For you, Jenn, for showing me how to be brave.
– – – – –
There’s a tiny little tube running through her nose, down into her distended belly.
An IV sits in her arm, a tiny little gauge for her tiny little veins.
She’s not wearing a shirt, because she can’t get all the tubes through her sleeves. It doesn’t matter, really. She doesn’t need one here.
There’s a headband on that head though, of course. Those curls can hardly be contained without one and hey, a girl needs her pretties no matter where she is.
Tigger sits next to her, as he always does. He’s walked (hopped?) every step of this journey with her. If she goes somewhere, so does he, and no one’s going to tell her different.
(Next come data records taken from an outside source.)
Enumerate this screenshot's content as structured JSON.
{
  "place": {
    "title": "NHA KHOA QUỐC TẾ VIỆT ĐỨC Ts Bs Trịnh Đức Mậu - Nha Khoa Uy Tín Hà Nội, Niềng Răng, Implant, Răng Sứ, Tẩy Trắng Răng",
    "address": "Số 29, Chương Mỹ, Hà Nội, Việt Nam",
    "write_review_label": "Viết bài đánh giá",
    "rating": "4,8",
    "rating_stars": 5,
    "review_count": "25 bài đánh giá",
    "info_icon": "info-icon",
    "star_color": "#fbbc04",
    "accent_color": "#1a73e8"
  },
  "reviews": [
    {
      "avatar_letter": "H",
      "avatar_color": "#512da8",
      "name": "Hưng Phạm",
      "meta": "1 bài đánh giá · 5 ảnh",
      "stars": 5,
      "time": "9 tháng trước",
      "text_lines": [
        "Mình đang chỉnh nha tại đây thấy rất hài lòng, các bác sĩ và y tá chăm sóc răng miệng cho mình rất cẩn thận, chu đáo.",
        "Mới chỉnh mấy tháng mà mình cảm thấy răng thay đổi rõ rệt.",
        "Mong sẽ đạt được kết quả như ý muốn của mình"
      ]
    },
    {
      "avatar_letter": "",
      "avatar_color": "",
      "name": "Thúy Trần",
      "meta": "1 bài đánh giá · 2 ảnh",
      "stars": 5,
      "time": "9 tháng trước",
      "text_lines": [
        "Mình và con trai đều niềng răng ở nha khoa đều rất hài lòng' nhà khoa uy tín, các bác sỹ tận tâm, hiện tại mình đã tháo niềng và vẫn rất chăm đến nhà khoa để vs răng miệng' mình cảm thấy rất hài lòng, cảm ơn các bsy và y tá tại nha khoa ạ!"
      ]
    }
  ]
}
The hospital bed dwarfs her little frame. And though there are elephants on the wall, Snoopy on the scrubs, and crayons in the bedside table, a pediatric unit is still no place for a child.
“And though she be but little, she is FIERCE.”
And it’s both a blessing and a sadness in that she doesn’t know that it can be another way. That there is both sick and well, there is both up and down. That she will not always sit on the other side, that the King battles daily on her behalf.
Yes, no one would deny that she is brave. But I would suggest this.
Being a mother is the bravest thing of all.
That’s the other story all woven up in this battle of faith and hope and fight.
There’s a momma in that story who smiles at that little girl, holding her hand, while the nurses hold her down.
There’s a momma in that story who tells the nurses to leave, when at last, her little girl sleeps.
There’s a momma in that story who tap-tap-taps her foot in the waiting room, waiting for the “she’s okay” from her baby girl’s surgeon.
And there’s a momma in the hall, exhausted, weary, weeping, when the nurse stops, looks her in the eye, and tells her “You are so brave.”
That there is nothing stronger than a mother’s desire to see her child be well.
She allows her to hurt to save her.
That sometimes they tell their kids that they’re okay, that it’s going to be okay, even when it isn’t.
The challenges, they’re making her stronger.
That having a child means putting your heart into a tiny little body, sending it off into the world to find it’s own way.
And sometimes it hurts so good and sometimes it hurts so bad and all of those sometimes we still wouldn’t have it any other way.
And it seems like a lot and it seems like too much and I can’t figure out why anyone would do it all.
But then there is this.
They know how to be brave and they know how to be strong and they know how to hurt because the King showed them how first.
Jenn knows how to be brave and she knows how to be strong and she knows how to hurt because the King showed her first.
And in that example, that royal example, there is a whole lot of peace, a whole lot of hope, and a whole lot of faith.
Necessities for life, necessities for motherhood.
And in making that choice, they choose to be brave.
So someday, when I too choose to make the role of momma mine, my only prayer will be this.
“Make me like Jenn. Make me like the King. Make me be brave.”
– – – – –
To EVERY momma, well done. Today we celebrate you. Thank you for being so brave.